BRUSSELS (Reuters) - Environment ministers from all 28 European Union states agreed on Friday to a fast-track, collective ratification of last year's U.N. Paris climate deal, the EU said.
"All member states greenlight early EU ratification of Paris Agreement. What some believed impossible is now real," tweeted European Council President Donald Tusk, whose home country Poland had been the main state resisting such a swift accord.
The executive European Commission hailed a "historic" move that brings the Paris accord to the brink of taking effect.
Agreed by 195 countries in December, the accord is designed to slash greenhouse gas emissions and avert dangerous climate change by limiting global warming to less than two degrees Celsius compared with pre-industrial times.

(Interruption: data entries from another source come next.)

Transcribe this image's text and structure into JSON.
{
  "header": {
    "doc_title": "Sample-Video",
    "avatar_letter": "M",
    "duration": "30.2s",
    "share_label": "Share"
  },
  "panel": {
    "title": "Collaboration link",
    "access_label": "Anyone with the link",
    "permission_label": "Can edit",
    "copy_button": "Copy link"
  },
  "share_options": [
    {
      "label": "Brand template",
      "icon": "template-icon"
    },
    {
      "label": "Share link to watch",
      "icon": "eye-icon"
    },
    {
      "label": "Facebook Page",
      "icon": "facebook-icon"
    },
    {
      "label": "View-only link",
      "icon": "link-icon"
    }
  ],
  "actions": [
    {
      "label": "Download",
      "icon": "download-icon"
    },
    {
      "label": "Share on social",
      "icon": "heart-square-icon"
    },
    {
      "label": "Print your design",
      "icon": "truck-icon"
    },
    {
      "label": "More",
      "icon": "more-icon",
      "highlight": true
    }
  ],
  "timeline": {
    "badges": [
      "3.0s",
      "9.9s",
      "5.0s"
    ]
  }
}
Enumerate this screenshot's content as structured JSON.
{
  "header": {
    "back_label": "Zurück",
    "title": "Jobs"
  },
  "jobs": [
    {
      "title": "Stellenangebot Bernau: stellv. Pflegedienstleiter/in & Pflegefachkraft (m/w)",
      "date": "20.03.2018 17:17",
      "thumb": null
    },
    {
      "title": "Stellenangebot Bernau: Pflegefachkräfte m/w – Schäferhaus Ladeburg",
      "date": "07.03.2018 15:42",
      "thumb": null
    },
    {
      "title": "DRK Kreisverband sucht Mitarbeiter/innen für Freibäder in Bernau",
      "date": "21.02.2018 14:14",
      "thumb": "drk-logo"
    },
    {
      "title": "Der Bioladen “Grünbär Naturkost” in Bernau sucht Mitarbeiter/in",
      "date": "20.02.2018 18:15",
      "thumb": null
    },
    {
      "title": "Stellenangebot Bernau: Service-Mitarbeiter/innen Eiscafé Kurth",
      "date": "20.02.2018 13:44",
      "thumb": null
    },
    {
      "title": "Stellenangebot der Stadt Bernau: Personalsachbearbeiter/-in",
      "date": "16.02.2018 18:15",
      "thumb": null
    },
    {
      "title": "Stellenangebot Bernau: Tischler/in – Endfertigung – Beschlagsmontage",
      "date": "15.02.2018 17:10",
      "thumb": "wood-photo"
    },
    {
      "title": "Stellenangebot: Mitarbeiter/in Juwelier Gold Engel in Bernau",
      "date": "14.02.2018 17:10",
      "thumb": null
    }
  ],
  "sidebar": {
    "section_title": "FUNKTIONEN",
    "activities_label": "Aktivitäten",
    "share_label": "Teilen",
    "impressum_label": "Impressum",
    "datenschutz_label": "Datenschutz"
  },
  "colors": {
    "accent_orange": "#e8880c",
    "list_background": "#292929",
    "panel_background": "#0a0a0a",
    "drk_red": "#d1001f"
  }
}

EU ratification is a key milestone, as the agreement only takes effect once at least 55 nations making up at least 55 percent of global carbon dioxide emissions ratify it.
"Once approved by the European Parliament next week, the EU will be able to deposit its ratification instrument," the Commission said in a statement. The EU agreement, over Polish objections that it wanted more guarantees for its coal-fired economy, short-cuts 28 separate national ratification processes.
Commission President Jean-Claude Juncker said: "The European Union delivers on promises made ... The member states decided to make history together and bring closer the entry into force of the first ever universally binding climate change agreement."
Energy and climate commissioner Miguel Arias Canete said: "They said Europe is too complicated to agree quickly. They said we had too many hoops to jump through. They said we were all talk. Today's decision shows what Europe is all about: unity and solidarity as Member States take a European approach."
(Reporting by Alastair Macdonald; Editing by Mark Trevelyan)